After Phish’s summer opening run at Bethel Woods grabbed the attention of fans across the nation and beyond, the band one-upped their performances in upstate New York with a spectacular show outside Detroit at the classic Pine Knob Amphitheatre. And at the center of this show lies the most impressive improvisational jaunt of the modern era—“Down With Disease.” Combined with its running mates of “Fluffhead” and “David Bowie,” this three-song combo that lasted a little under an hour not only centered the band’s most magical jamming of tour, but provided the type of exploratory, psychedelic, and spectacularly successful journey of which Phish legends are made.
Connected, coherent, and weaving through so many masterful sections of creative improv, the band hasn’t again approached this level on stage majesty in front of an audience this summer. After just listening to this jam again, I can—honestly—make these bold statements with utmost confidence. Phish has simply not connected more profoundly in the context of a normal show in this era than they did that night in Clarkston, Michigan. Not even close. And to make this an even more amazing fact, between June and Super Ball, Phish has spun so much amazing music that it’s mind-boggling. The redevelopment of the last two years is a distant memory and in 2011, Phish has again announced that there is no better band on the planet. And if anyone needs proof, cue up Detroit’s “Disease” and listen to the magic unfold.

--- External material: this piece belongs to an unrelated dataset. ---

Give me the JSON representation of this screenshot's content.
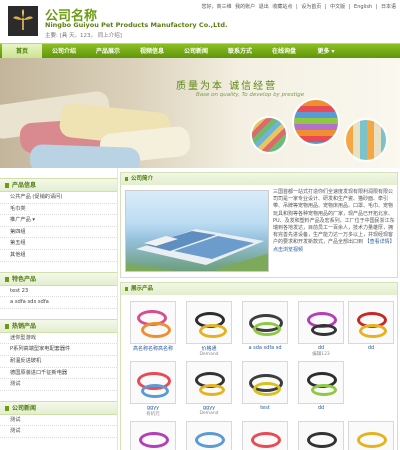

The guys patiently navigated a multi-tiered odyssey of the likes many thought would never happen again upon the band’s comeback in 2009. But in Summer 2011, June 3rd to be exact, Phish threw down a jam that holds up against anything they’ve ever played. Adhered with a refined and delicate quality, this “Disease” illustrated a mature Phish that had honed their skill sets, blending them into a mind-numbing trek that travels through so many textures, feels and fantastic musical planes. Though many pieces this summer showcased the band’s revitalized jamming, none went down with more creativity and flat-out mastery than Detroit’s adventure.
Allowing their ideas to develop over a 25-minute period for the only in public this year (other than The Storage Jam), the guys allowed themselves to explore the depths of their musical consciousness and they came up with a highlight reel of frozen moments and blissful creativity. Moving from an experimental plane into a slower segment that was centered on a to-die-for Trey lick, Phish then progressed into a faster catharsis that had the audience’s ears drooling. Settling into to a modal jam around Coltrane’s masterpiece, “A Love Supreme,” Phish had IT this night like none other of this summer. (Bethel’s tech rehearsal “Waves” and The Storage Jam are the only other pieces that have touched such masterful planes—but in totally non-conventional contexts.) Sculpting a sublime final jam out of “A Love Supreme” and eventually landing seamlessly in “Fluffhead,” Phish had not only blown out the brains of everyone in attendance, they raised the bar for 3.0 improvisation while executing one of the best transitions of their lives. Though Super Ball weekend contained the band’s most consistent jamming of the summer, no single piece came within a county mile of Pine Knob’s “A Disease Supreme.”
When Phish is at their best—throughout history—they have taken their time to explore music on a subconscious level without any preconceptions of where a jam should go or when they should move on to another song. And in Clarkston, on a Friday night in early June, that is exactly what they did, and what resulted was the most enchanting musical tale to spring from summer’s opening leg.
I wonder what Leg Two holds in store?
Jam of the Day:
“Chalk Dust Torture” 6.3.11 I
A patient, laid back, and creative take on Phish’s rock anthem came as the penultimate song in Pine Knob’s opening frame, setting the table for “A Disease Supreme.”
Tags: 2011, Jams, Summer 2011, The Moment